[Supplied records]
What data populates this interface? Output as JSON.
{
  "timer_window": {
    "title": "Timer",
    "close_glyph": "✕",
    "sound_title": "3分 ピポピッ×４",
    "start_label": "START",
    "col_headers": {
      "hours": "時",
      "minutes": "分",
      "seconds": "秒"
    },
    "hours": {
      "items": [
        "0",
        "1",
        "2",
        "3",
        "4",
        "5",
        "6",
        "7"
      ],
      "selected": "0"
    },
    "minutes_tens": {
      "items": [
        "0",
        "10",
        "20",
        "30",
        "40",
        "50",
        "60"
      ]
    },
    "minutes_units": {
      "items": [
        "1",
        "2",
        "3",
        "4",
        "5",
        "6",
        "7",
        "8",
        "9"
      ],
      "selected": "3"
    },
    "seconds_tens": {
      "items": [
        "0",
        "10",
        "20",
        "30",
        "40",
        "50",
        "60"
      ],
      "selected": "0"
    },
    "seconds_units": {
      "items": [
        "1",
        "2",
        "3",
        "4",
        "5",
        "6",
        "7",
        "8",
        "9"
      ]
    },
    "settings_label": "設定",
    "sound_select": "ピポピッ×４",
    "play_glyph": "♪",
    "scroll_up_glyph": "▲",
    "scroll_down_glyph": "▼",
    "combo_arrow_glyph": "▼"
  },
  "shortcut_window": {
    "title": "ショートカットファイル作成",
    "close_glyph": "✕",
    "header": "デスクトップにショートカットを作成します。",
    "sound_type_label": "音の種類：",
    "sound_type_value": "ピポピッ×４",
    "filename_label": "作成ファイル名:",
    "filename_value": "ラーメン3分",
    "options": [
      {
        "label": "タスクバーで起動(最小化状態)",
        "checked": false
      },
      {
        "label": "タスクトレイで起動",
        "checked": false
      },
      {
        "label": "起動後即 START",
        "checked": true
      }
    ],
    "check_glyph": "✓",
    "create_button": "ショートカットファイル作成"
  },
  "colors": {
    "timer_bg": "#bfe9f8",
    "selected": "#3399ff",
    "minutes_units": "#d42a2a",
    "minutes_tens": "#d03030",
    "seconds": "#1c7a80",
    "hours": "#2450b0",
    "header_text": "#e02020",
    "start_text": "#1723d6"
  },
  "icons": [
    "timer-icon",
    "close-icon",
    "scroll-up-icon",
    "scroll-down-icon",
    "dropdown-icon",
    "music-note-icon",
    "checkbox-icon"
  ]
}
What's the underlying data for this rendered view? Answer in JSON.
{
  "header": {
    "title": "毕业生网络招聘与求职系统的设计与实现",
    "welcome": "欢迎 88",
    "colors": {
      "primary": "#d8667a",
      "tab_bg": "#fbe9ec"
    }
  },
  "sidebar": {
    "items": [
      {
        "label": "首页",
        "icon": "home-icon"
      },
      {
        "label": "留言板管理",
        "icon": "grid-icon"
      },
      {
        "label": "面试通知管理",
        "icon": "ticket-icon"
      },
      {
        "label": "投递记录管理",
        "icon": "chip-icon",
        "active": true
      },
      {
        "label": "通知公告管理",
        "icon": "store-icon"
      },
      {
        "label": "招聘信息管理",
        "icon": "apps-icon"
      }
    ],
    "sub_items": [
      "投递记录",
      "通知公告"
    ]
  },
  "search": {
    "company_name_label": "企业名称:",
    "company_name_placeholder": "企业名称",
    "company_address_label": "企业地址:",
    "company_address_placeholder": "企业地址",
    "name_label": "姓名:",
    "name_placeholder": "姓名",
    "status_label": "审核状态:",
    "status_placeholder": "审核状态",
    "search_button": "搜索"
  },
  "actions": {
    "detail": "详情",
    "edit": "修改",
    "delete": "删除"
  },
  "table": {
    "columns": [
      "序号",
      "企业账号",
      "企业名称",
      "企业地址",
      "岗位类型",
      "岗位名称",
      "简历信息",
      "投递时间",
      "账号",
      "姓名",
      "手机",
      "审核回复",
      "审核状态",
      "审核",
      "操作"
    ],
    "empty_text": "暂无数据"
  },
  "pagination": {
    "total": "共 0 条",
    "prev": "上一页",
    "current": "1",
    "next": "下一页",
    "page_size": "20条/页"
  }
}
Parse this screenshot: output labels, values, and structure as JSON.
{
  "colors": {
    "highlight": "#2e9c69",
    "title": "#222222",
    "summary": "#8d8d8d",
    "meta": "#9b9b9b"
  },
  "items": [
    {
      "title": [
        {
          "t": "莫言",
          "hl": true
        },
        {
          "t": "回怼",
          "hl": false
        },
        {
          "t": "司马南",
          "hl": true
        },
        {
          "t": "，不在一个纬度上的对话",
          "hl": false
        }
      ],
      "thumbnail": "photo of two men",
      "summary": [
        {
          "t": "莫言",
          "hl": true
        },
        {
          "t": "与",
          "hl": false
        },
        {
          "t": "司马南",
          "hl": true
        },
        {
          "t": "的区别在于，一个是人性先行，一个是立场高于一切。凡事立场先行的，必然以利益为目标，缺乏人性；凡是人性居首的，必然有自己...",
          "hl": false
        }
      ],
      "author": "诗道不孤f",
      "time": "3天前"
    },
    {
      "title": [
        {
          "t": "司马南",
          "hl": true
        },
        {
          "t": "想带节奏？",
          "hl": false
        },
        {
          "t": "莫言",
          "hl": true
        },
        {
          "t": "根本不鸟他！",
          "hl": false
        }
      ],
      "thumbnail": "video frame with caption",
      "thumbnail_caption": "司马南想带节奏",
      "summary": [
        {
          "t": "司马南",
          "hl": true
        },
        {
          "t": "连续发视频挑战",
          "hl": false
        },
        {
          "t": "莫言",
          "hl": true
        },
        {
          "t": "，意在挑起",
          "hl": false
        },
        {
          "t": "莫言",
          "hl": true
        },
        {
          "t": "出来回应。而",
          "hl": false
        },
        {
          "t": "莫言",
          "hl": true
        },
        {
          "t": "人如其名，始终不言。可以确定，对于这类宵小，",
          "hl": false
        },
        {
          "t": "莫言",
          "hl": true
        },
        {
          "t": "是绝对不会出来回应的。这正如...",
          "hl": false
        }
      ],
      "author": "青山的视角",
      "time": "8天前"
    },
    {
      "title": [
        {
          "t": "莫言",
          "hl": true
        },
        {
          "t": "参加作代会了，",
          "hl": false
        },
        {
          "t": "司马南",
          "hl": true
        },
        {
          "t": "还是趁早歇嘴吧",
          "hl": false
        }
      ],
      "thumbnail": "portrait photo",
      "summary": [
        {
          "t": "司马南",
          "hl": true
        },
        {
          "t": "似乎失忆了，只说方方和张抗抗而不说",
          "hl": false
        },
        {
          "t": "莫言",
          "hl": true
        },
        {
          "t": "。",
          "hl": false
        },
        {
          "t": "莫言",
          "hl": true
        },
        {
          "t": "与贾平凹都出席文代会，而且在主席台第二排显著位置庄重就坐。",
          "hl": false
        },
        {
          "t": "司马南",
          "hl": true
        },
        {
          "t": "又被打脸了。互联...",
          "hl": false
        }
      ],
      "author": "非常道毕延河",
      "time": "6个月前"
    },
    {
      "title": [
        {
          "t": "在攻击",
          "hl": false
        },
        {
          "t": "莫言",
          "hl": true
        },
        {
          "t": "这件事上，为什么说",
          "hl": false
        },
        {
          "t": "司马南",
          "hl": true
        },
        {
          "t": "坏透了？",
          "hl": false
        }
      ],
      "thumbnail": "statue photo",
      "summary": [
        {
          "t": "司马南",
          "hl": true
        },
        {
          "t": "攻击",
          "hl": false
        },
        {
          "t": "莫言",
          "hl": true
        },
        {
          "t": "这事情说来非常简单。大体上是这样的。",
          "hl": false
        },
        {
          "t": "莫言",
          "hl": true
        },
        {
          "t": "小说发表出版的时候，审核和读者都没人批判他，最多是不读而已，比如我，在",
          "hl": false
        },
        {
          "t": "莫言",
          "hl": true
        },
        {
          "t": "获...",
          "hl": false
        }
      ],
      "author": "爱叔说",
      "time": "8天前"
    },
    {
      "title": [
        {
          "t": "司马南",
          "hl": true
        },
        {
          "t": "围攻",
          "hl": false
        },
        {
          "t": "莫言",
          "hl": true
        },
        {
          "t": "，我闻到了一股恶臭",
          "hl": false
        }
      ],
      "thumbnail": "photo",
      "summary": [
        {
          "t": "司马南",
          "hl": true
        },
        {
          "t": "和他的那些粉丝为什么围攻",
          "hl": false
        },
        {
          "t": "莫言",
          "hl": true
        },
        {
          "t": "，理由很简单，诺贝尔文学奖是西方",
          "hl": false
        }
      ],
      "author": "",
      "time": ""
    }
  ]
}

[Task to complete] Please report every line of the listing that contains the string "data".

[Reply]
What data populates this interface? Output as JSON.
What's the underlying data for this rendered view? Answer in JSON.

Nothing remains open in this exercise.